Develop a Next.js App against a Shared Mirage Server

Once you're ready to centralize your Mirage server and share it between development and testing, follow these steps.

Note: At this time, Mirage only runs in the browser, meaning it will not mock out any server-side network calls your Next.js app makes via hooks like getServerSideProps.

Step 1: Install Mirage

First, make sure you've added Mirage to your project:

# Using npm
npm install --save-dev miragejs

# Using Yarn
yarn add --dev miragejs

Step 2: Define your shared server

A common place to define your shared server is mirage.js:

// mirage.js
import { Server, Model } from "miragejs"

export function makeServer({ environment = "test" } = {}) {
  let server = new Server({
    environment,

    models: {
      movie: Model,
    },

    seeds(server) {
      server.create("movie", { name: "Inception", year: 2010 })
      server.create("movie", { name: "Interstellar", year: 2014 })
      server.create("movie", { name: "Dunkirk", year: 2017 })
    },

    routes() {
      this.namespace = "api"

      this.get("/movies", (schema) => {
        return schema.movies.all()
      })
    },
  })

  return server
}

Step 3: Start your server in development

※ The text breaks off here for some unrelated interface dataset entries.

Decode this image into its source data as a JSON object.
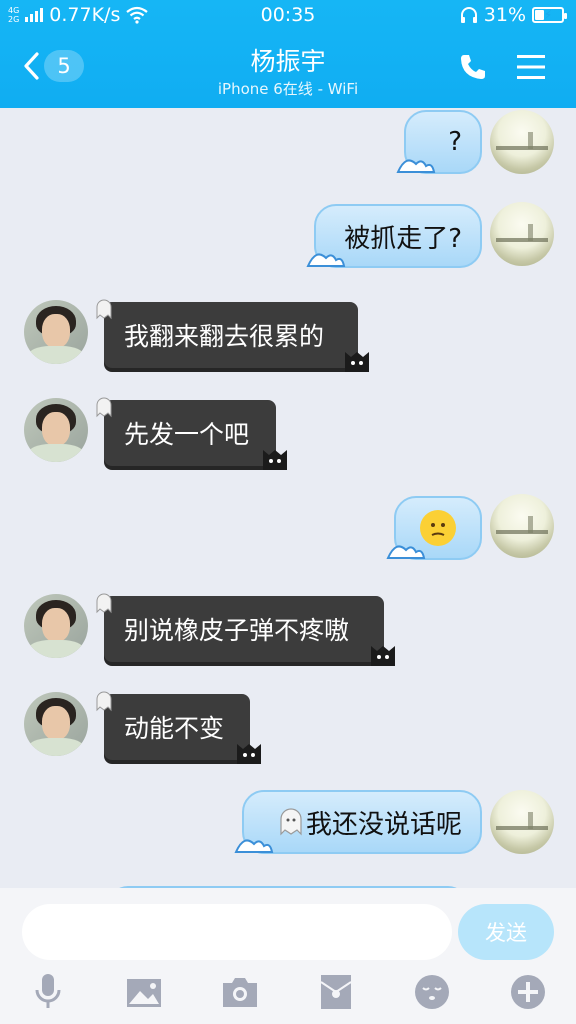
{
  "status": {
    "network": "4G",
    "network2": "2G",
    "speed": "0.77K/s",
    "time": "00:35",
    "battery": "31%",
    "battery_level": 0.31
  },
  "header": {
    "back_count": "5",
    "title": "杨振宇",
    "subtitle": "iPhone 6在线 - WiFi",
    "icons": [
      "back-chevron-icon",
      "phone-icon",
      "menu-icon"
    ]
  },
  "messages": [
    {
      "side": "out",
      "text": "?"
    },
    {
      "side": "out",
      "text": "被抓走了?"
    },
    {
      "side": "in",
      "text": "我翻来翻去很累的"
    },
    {
      "side": "in",
      "text": "先发一个吧"
    },
    {
      "side": "out",
      "text": "",
      "emoji": "emoji-face-icon"
    },
    {
      "side": "in",
      "text": "别说橡皮子弹不疼嗷"
    },
    {
      "side": "in",
      "text": "动能不变"
    },
    {
      "side": "out",
      "text": "我还没说话呢"
    }
  ],
  "input": {
    "value": "",
    "placeholder": "",
    "send_label": "发送"
  },
  "toolbar": [
    "mic-icon",
    "image-icon",
    "camera-icon",
    "red-packet-icon",
    "emoji-icon",
    "plus-icon"
  ],
  "colors": {
    "header": "#10adf2",
    "bubble_out": "#a9d8f8",
    "bubble_in": "#3c3c3c",
    "background": "#e9ecf3"
  }
}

Open your Next.js app's initialization file (pages/_app.js), import your makeServer function, and call it in the development environment:

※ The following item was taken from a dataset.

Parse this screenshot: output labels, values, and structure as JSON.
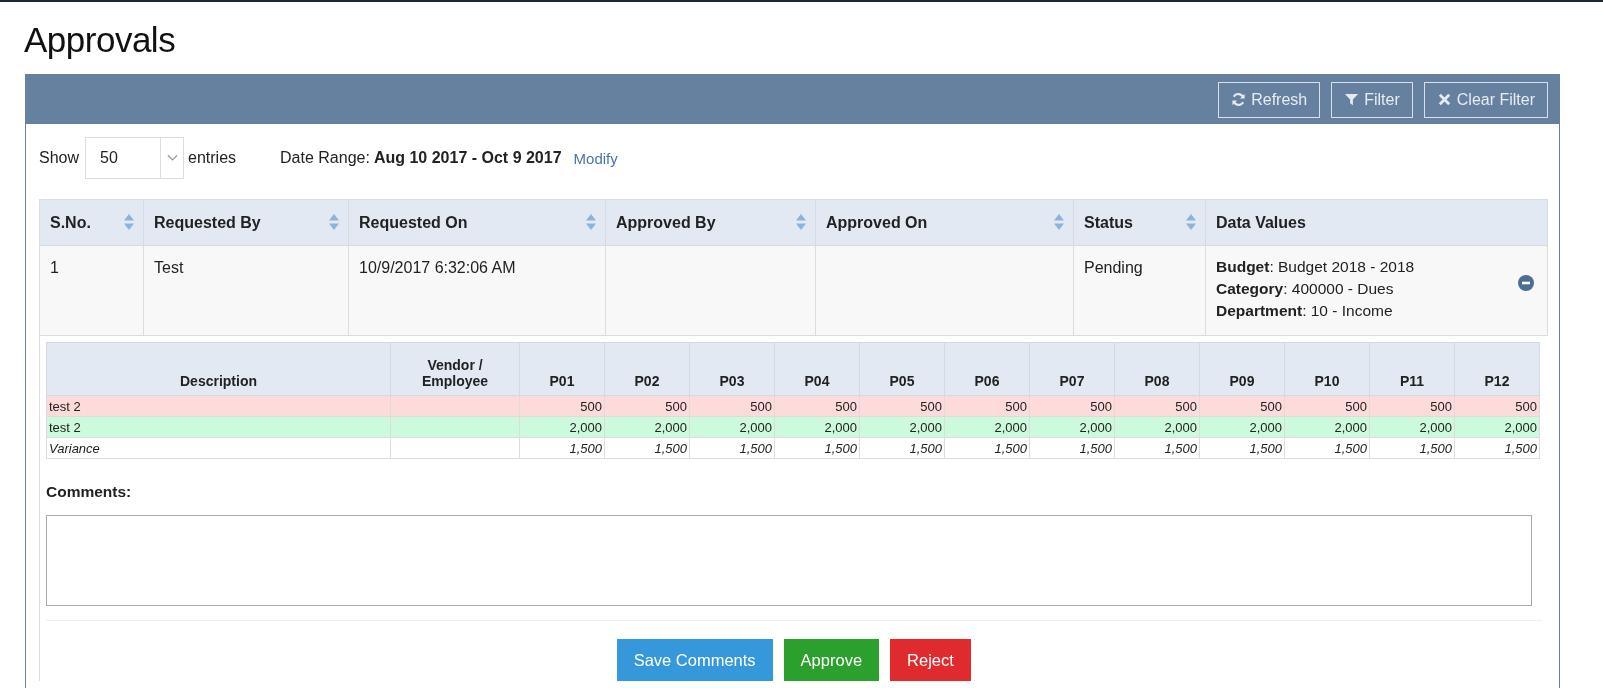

// pages/_app.js
import { makeServer } from "../mirage"

if (process.env.NODE_ENV === "development") {
  makeServer({ environment: "development" })
}

function MyApp({ Component, pageProps }) {
  return <Component {...pageProps} />
}

export default MyApp

Now, whenever any page in your application makes a network request in development, Mirage will intercept that request and respond with the data from your server definition.

You now have a central place to define and update your Mirage server as you continue local development on your Next.js app.